Restrictions have gone back and forth in terms of leniency across Australia. In several states, people have been gradually returning to work and taking tentative steps toward social gatherings. Despite many states recording new cases, the amount of cases has decreased in several areas and plans are in place to lift even more restrictions with careful optimism.
However, the impact on businesses after months of restricted activity has left many to face insolvency and coronavirus company liquidation.
More than a third (35%) of Australian businesses expect to find it difficult or very difficult to meet financial commitments over the coming months.
The ABS found that small businesses were almost twice as likely to report that they expected to find it difficult or very difficult compared to large businesses (35% compared to 18%).
ABS Head of Industry Statistics John Shepherd said, “41% of businesses reported that revenue had fallen over the last month and 22% had an increase in operating expenses.
“In addition, 28% of businesses expected to decrease in revenue over the next month.”
Shepherd also said that almost a quarter of businesses (23%) reported they had decreases or cancelled their actual or planned capital expenditure compared to three months earlier.
“Businesses reported that their decisions related to expenditure on capital were significantly influenced by uncertainty about the future state of the economy (59%), and future expected customer demand for their products or services (40%).”
It seems the economic effects of COVID-19 will be felt for many months to come and businesses will need to be vigilant to avoid becoming insolvent. However, months of isolation and stringent social distancing have cleared the path for optimism and Australia has started to look to the future. In several states, people have been gradually returning to work and taking tentative steps toward small social gatherings. Several government restrictions are still in effect and across Australia but plans are in place to create a roadmap to recovery.
All data, graphs and statistics were sourced from the Australian Bureau of Statistics and its range of existing and ongoing statistical products produced exclusively to measure the impacts of COVID-19.
Are you facing coronavirus company liquidation?
If coronavirus has made your business insolvent, you may need to enter into company liquidation.
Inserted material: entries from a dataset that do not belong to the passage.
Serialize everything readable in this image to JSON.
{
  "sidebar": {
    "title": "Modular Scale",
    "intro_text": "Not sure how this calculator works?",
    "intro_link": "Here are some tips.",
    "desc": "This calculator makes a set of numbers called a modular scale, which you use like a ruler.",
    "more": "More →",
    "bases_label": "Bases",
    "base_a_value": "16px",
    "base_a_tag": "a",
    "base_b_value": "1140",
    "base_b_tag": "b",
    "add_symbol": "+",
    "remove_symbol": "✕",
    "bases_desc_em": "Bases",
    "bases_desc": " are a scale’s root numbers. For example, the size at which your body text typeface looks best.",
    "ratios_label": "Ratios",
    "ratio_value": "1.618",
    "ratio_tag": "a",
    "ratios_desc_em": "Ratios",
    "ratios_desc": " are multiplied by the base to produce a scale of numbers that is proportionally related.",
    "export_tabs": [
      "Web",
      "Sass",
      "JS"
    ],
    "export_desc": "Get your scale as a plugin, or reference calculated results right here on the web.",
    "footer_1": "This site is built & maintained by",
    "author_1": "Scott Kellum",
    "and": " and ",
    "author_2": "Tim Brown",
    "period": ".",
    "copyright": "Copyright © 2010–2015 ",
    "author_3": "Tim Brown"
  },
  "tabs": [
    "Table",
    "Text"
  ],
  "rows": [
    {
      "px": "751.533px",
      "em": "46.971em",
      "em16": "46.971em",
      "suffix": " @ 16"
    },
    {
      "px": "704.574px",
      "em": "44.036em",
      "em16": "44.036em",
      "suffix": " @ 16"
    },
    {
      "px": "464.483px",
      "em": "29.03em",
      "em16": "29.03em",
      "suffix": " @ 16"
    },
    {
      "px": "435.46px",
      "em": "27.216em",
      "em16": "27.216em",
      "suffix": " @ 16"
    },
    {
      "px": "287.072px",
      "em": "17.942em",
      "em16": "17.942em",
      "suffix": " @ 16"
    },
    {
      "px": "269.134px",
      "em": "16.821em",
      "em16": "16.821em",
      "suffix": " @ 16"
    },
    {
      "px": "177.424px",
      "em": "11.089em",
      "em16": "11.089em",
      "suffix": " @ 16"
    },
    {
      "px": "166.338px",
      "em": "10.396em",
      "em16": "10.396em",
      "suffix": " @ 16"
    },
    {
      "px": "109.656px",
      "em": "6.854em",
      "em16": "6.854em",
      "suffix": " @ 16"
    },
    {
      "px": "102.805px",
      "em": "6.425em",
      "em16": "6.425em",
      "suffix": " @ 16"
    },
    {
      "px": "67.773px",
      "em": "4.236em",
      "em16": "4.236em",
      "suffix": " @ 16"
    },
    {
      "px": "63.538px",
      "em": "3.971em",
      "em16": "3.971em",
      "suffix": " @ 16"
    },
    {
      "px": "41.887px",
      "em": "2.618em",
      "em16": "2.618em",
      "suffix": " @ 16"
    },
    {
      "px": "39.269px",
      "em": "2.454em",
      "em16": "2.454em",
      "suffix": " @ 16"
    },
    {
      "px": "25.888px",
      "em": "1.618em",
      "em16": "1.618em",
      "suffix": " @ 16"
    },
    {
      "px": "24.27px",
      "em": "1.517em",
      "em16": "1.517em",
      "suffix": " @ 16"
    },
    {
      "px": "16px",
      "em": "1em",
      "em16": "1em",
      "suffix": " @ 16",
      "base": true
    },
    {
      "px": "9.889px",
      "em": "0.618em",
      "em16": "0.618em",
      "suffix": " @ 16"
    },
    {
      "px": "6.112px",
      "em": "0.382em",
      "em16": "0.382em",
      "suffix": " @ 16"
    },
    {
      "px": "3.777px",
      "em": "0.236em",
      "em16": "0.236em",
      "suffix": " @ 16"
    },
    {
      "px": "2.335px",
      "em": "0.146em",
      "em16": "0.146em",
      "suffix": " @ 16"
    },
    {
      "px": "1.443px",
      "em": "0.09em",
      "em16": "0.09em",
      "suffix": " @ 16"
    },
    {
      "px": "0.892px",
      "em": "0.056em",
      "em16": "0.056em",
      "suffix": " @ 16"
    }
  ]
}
This involves an independent and suitably qualified liquidator taking control of your business so that its affairs can be wound up in an orderly and fair way for the benefit of all creditors.
There are several ways to approach company liquidation, based on your business’ financial situation:
- Creditors’ Voluntary Liquidation;
- Members’ Voluntary Liquidation;
- Alternatively, a creditor may file a winding up application with the courts.
However, as a result of the ongoing financial ramifications of the initial coronavirus outbreak, temporary legislation regarding liquidation was introduced by the Australian Government on March 24, 2020 to alleviate financial pressure on businesses.
These measures include increasing the minimum amount of debt a creditor can rely upon to file a winding up application and extending the timeframe that a business has to respond to a creditor’s statutory demand. The temporary amendments also included measures providing limited relief from insolvent trading provisions.
If you are facing insolvency as a result of coronavirus, click here to find out more about the temporary updates to insolvency legislation.
Should the economic effects of coronavirus cause you to face company liquidation, it is important to speak to a professional insolvency expert for more information about your situation and your options.